--- How to complete this task ---
Give all the lines below again, exactly, with no pictures.

--- The records ---
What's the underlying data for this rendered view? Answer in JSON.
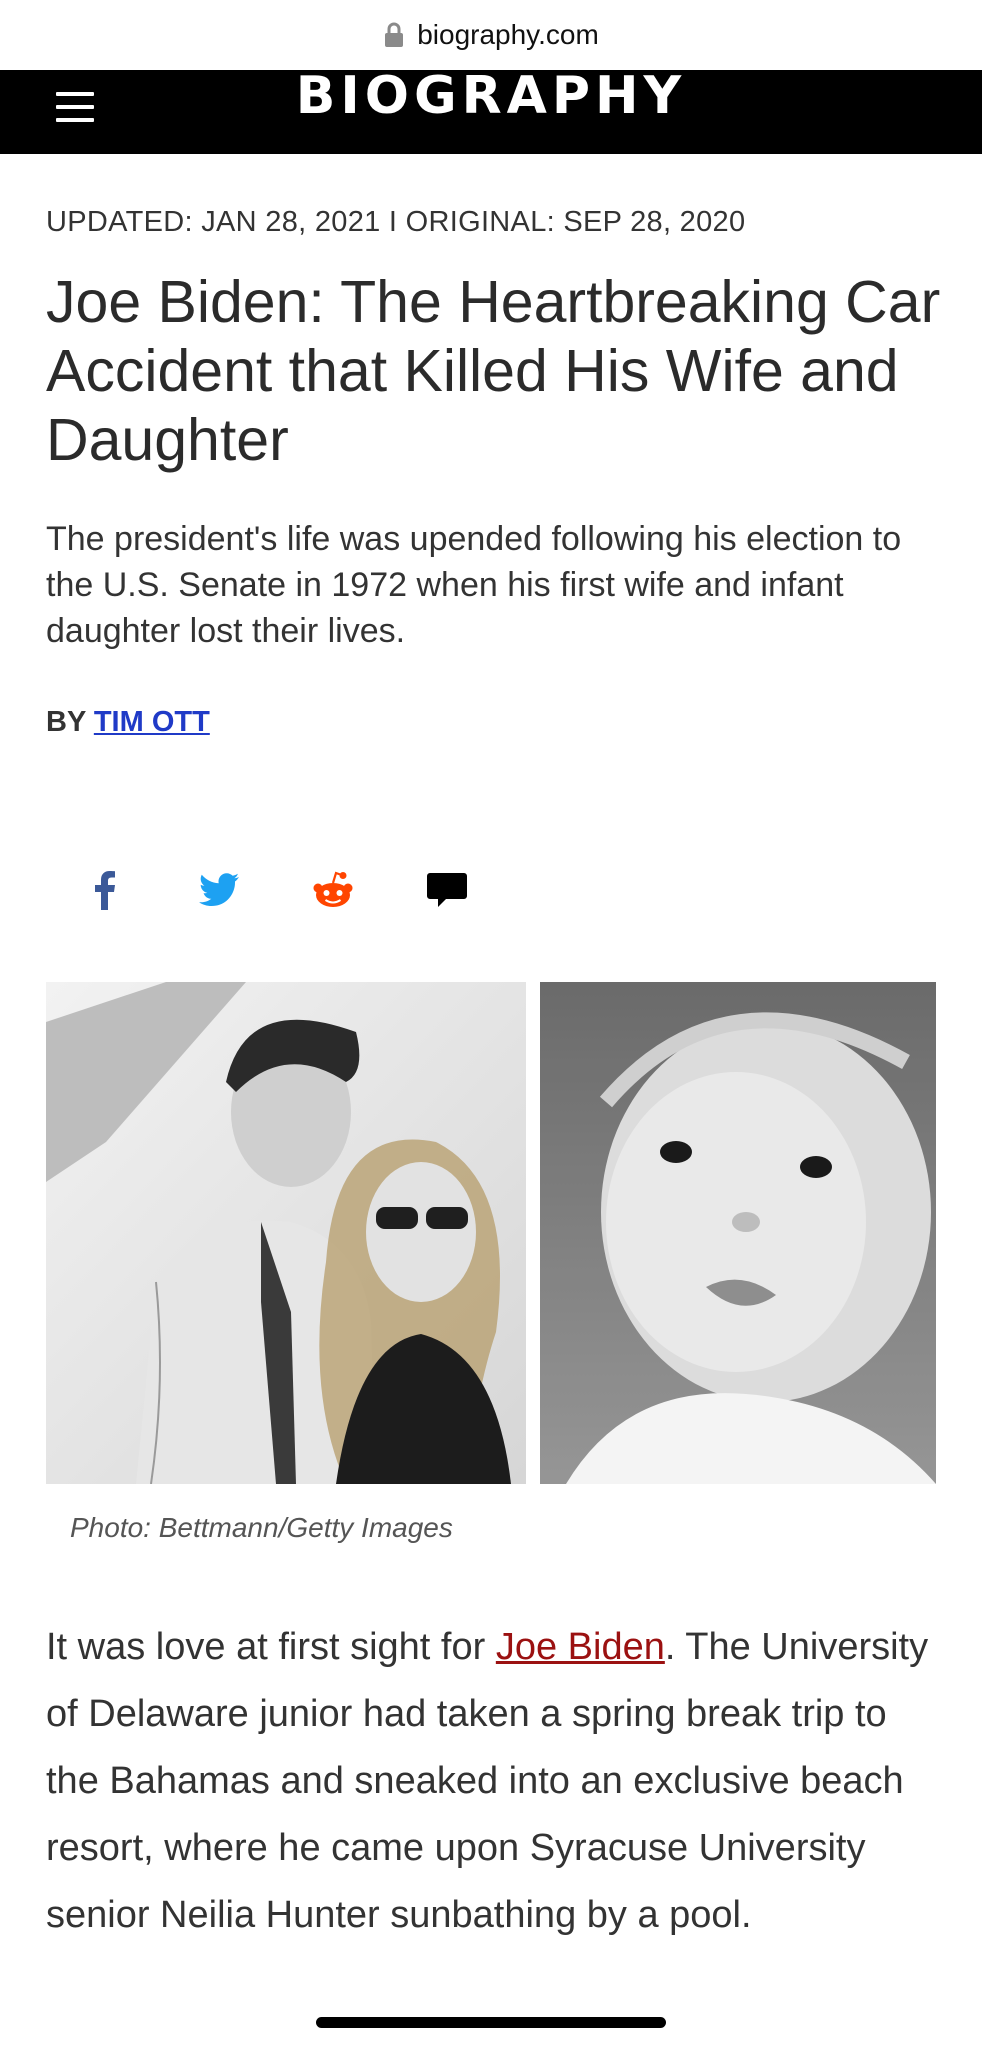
{
  "browser": {
    "url": "biography.com"
  },
  "header": {
    "logo": "BIOGRAPHY",
    "brand_color": "#000000",
    "accent_color": "#d0021b"
  },
  "article": {
    "meta": "UPDATED: JAN 28, 2021 I ORIGINAL: SEP 28, 2020",
    "title": "Joe Biden: The Heartbreaking Car Accident that Killed His Wife and Daughter",
    "dek": "The president's life was upended following his election to the U.S. Senate in 1972 when his first wife and infant daughter lost their lives.",
    "byline_prefix": "BY ",
    "author": "TIM OTT",
    "share_icons": [
      "facebook-icon",
      "twitter-icon",
      "reddit-icon",
      "comment-icon"
    ],
    "photo_caption": "Photo: Bettmann/Getty Images",
    "body_before_link": "It was love at first sight for ",
    "body_link": "Joe Biden",
    "body_after_link": ". The University of Delaware junior had taken a spring break trip to the Bahamas and sneaked into an exclusive beach resort, where he came upon Syracuse University senior Neilia Hunter sunbathing by a pool."
  }
}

--- Answer box ---
What's the underlying data for this rendered view? Answer in JSON.
{
  "browser": {
    "url": "biography.com"
  },
  "header": {
    "logo": "BIOGRAPHY",
    "brand_color": "#000000",
    "accent_color": "#d0021b"
  },
  "article": {
    "meta": "UPDATED: JAN 28, 2021 I ORIGINAL: SEP 28, 2020",
    "title": "Joe Biden: The Heartbreaking Car Accident that Killed His Wife and Daughter",
    "dek": "The president's life was upended following his election to the U.S. Senate in 1972 when his first wife and infant daughter lost their lives.",
    "byline_prefix": "BY ",
    "author": "TIM OTT",
    "share_icons": [
      "facebook-icon",
      "twitter-icon",
      "reddit-icon",
      "comment-icon"
    ],
    "photo_caption": "Photo: Bettmann/Getty Images",
    "body_before_link": "It was love at first sight for ",
    "body_link": "Joe Biden",
    "body_after_link": ". The University of Delaware junior had taken a spring break trip to the Bahamas and sneaked into an exclusive beach resort, where he came upon Syracuse University senior Neilia Hunter sunbathing by a pool."
  }
}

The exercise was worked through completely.